Data extracts section start

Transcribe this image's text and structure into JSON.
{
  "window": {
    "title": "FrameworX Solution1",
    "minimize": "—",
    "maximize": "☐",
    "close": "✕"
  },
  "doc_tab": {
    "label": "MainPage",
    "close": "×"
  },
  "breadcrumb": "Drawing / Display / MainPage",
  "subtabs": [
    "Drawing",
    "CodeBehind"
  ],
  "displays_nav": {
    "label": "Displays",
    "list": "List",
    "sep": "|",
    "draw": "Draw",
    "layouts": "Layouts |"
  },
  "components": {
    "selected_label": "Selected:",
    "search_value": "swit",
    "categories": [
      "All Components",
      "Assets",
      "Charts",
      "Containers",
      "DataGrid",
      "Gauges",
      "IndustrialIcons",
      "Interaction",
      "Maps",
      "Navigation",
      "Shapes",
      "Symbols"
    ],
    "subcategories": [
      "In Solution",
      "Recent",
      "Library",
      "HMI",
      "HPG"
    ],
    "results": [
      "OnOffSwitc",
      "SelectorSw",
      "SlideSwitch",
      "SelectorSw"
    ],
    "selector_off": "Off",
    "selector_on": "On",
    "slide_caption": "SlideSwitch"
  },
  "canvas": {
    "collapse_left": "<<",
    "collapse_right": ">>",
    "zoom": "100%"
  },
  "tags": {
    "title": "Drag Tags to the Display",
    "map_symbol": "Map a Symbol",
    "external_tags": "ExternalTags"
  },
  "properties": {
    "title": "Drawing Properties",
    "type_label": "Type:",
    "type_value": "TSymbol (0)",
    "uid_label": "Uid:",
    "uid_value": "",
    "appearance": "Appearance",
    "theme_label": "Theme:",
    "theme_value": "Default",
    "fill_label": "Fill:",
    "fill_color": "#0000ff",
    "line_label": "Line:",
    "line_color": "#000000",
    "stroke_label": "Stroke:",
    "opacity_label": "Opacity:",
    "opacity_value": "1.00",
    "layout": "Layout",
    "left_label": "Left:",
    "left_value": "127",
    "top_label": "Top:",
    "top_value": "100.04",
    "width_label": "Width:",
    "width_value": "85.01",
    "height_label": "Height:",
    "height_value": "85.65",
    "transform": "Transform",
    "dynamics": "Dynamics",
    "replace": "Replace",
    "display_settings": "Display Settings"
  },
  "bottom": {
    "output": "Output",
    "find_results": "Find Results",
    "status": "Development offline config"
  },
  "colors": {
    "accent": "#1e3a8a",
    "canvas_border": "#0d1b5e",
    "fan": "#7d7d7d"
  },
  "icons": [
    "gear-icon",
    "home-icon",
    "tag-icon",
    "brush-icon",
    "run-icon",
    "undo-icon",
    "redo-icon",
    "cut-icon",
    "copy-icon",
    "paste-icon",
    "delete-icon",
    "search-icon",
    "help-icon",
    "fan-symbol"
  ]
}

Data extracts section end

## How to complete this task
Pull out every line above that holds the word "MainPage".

## Answer section
    "label": "MainPage",
  "breadcrumb": "Drawing / Display / MainPage",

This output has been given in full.